The ability of Genesis to accumulate solar wind atoms from the entire periodic table has brought unprecedented requirements for clean and precise sample handling, said JSC's Allen. "Learning to meet these requirements is preparing us well to deal with the challenges of samples from Mars".
"The Genesis sample return is bringing back solar wind particles...ions from the Sun that have no biological potential or concern associated with them," said John Rummel, NASA's planetary protection officer.
"Nonetheless, these precious samples are the paydirt of this mission, and will be treated as a precious cargo by the ground handling personnel involved.
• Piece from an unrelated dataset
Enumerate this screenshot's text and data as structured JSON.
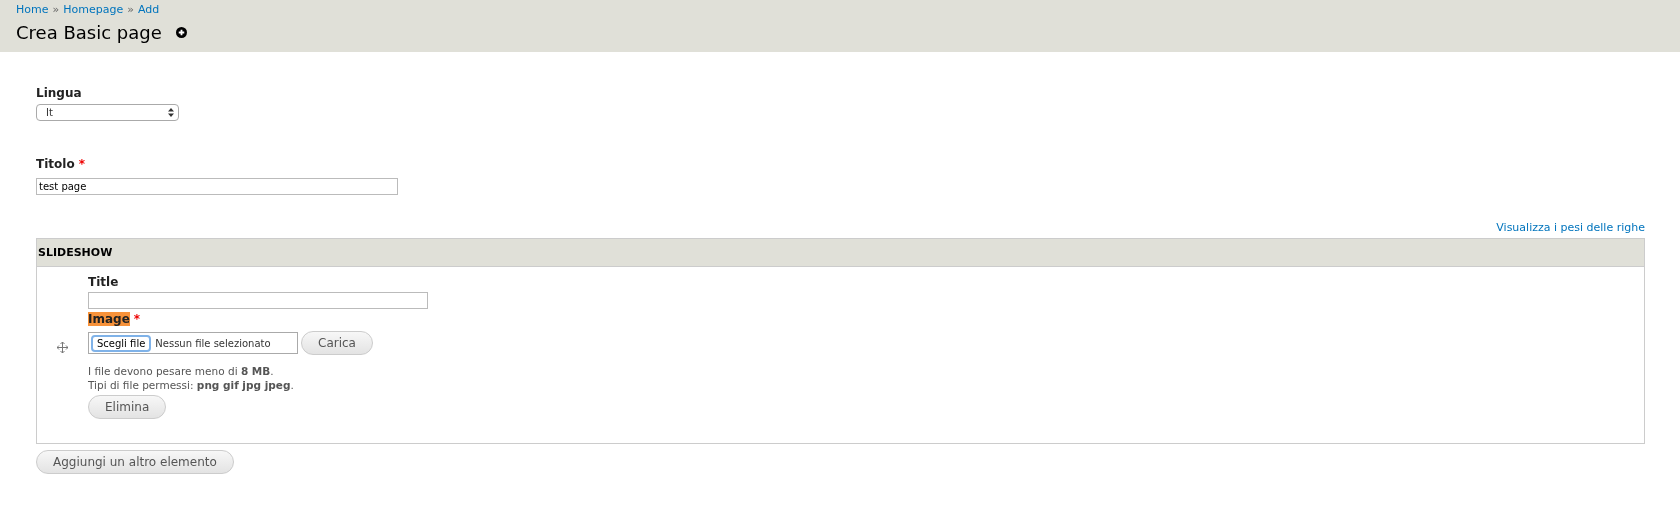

They will greatly benefit from operational experience at the Utah Test and Training Range, even if the UTTR is not the eventual landing location for a Mars sample return -- and from the procedures they employ to safely transport the Genesis cargo to the curation facility at the Johnson Space Center," Rummel told SPACE.com .
Based on the Genesis experience, the space agency's planetary protection officer advised, "NASA will gain knowledge that will greatly aid in an eventual sample return from Mars or some other location that might have more interest from a potentially biological perspective."
So in this regard, Genesis is setting the stage for more ambitious snag, bag, and bring back projects in the years to come.
"Nothing beats real-world experience doing the job," Rummel said.